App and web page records

Start of Block

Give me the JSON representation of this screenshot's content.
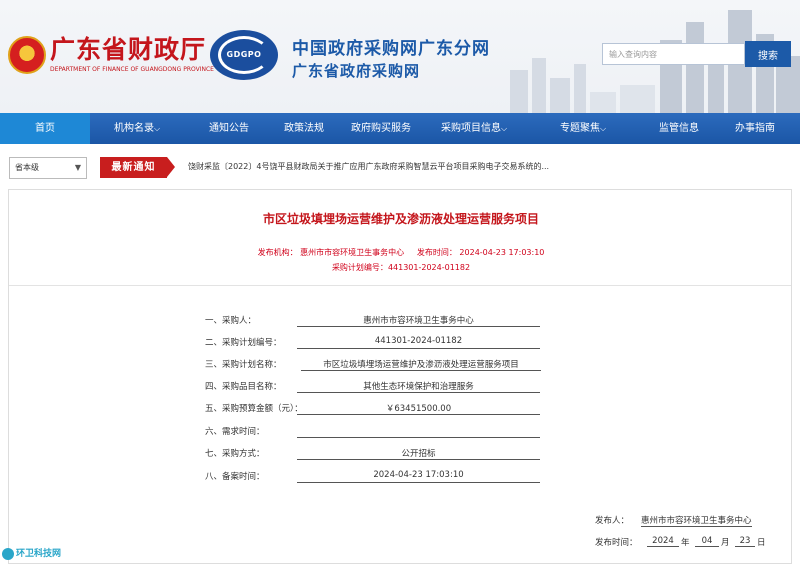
{
  "header": {
    "dept_name": "广东省财政厅",
    "dept_name_en": "DEPARTMENT OF FINANCE OF GUANGDONG PROVINCE",
    "gdgpo_logo": "GDGPO",
    "site_name_1": "中国政府采购网广东分网",
    "site_name_2": "广东省政府采购网",
    "search_placeholder": "输入查询内容",
    "search_button": "搜索"
  },
  "nav": {
    "items": [
      {
        "label": "首页"
      },
      {
        "label": "机构名录"
      },
      {
        "label": "通知公告"
      },
      {
        "label": "政策法规"
      },
      {
        "label": "政府购买服务"
      },
      {
        "label": "采购项目信息"
      },
      {
        "label": "专题聚焦"
      },
      {
        "label": "监管信息"
      },
      {
        "label": "办事指南"
      }
    ]
  },
  "notice": {
    "province_select": "省本级",
    "tag": "最新通知",
    "text": "饶财采监〔2022〕4号饶平县财政局关于推广应用广东政府采购智慧云平台项目采购电子交易系统的..."
  },
  "article": {
    "title": "市区垃圾填埋场运营维护及渗沥液处理运营服务项目",
    "publisher_label": "发布机构：",
    "publisher": "惠州市市容环境卫生事务中心",
    "time_label": "发布时间：",
    "time": "2024-04-23 17:03:10",
    "plan_no_label": "采购计划编号：",
    "plan_no": "441301-2024-01182"
  },
  "fields": [
    {
      "label": "一、采购人：",
      "value": "惠州市市容环境卫生事务中心"
    },
    {
      "label": "二、采购计划编号：",
      "value": "441301-2024-01182"
    },
    {
      "label": "三、采购计划名称：",
      "value": "市区垃圾填埋场运营维护及渗沥液处理运营服务项目"
    },
    {
      "label": "四、采购品目名称：",
      "value": "其他生态环境保护和治理服务"
    },
    {
      "label": "五、采购预算金额（元）：",
      "value": "￥63451500.00"
    },
    {
      "label": "六、需求时间：",
      "value": ""
    },
    {
      "label": "七、采购方式：",
      "value": "公开招标"
    },
    {
      "label": "八、备案时间：",
      "value": "2024-04-23 17:03:10"
    }
  ],
  "footer": {
    "publisher_label": "发布人：",
    "publisher": "惠州市市容环境卫生事务中心",
    "date_label": "发布时间：",
    "year": "2024",
    "year_unit": "年",
    "month": "04",
    "month_unit": "月",
    "day": "23",
    "day_unit": "日"
  },
  "watermark": "环卫科技网",
  "colors": {
    "nav_blue": "#1b56a6",
    "nav_active": "#1e88d6",
    "brand_red": "#c4161c",
    "site_blue": "#1c5aa8"
  }
}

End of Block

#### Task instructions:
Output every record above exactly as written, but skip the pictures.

#### Expected answer:
Give me the JSON representation of this screenshot's content.
{
  "header": {
    "dept_name": "广东省财政厅",
    "dept_name_en": "DEPARTMENT OF FINANCE OF GUANGDONG PROVINCE",
    "gdgpo_logo": "GDGPO",
    "site_name_1": "中国政府采购网广东分网",
    "site_name_2": "广东省政府采购网",
    "search_placeholder": "输入查询内容",
    "search_button": "搜索"
  },
  "nav": {
    "items": [
      {
        "label": "首页"
      },
      {
        "label": "机构名录"
      },
      {
        "label": "通知公告"
      },
      {
        "label": "政策法规"
      },
      {
        "label": "政府购买服务"
      },
      {
        "label": "采购项目信息"
      },
      {
        "label": "专题聚焦"
      },
      {
        "label": "监管信息"
      },
      {
        "label": "办事指南"
      }
    ]
  },
  "notice": {
    "province_select": "省本级",
    "tag": "最新通知",
    "text": "饶财采监〔2022〕4号饶平县财政局关于推广应用广东政府采购智慧云平台项目采购电子交易系统的..."
  },
  "article": {
    "title": "市区垃圾填埋场运营维护及渗沥液处理运营服务项目",
    "publisher_label": "发布机构：",
    "publisher": "惠州市市容环境卫生事务中心",
    "time_label": "发布时间：",
    "time": "2024-04-23 17:03:10",
    "plan_no_label": "采购计划编号：",
    "plan_no": "441301-2024-01182"
  },
  "fields": [
    {
      "label": "一、采购人：",
      "value": "惠州市市容环境卫生事务中心"
    },
    {
      "label": "二、采购计划编号：",
      "value": "441301-2024-01182"
    },
    {
      "label": "三、采购计划名称：",
      "value": "市区垃圾填埋场运营维护及渗沥液处理运营服务项目"
    },
    {
      "label": "四、采购品目名称：",
      "value": "其他生态环境保护和治理服务"
    },
    {
      "label": "五、采购预算金额（元）：",
      "value": "￥63451500.00"
    },
    {
      "label": "六、需求时间：",
      "value": ""
    },
    {
      "label": "七、采购方式：",
      "value": "公开招标"
    },
    {
      "label": "八、备案时间：",
      "value": "2024-04-23 17:03:10"
    }
  ],
  "footer": {
    "publisher_label": "发布人：",
    "publisher": "惠州市市容环境卫生事务中心",
    "date_label": "发布时间：",
    "year": "2024",
    "year_unit": "年",
    "month": "04",
    "month_unit": "月",
    "day": "23",
    "day_unit": "日"
  },
  "watermark": "环卫科技网",
  "colors": {
    "nav_blue": "#1b56a6",
    "nav_active": "#1e88d6",
    "brand_red": "#c4161c",
    "site_blue": "#1c5aa8"
  }
}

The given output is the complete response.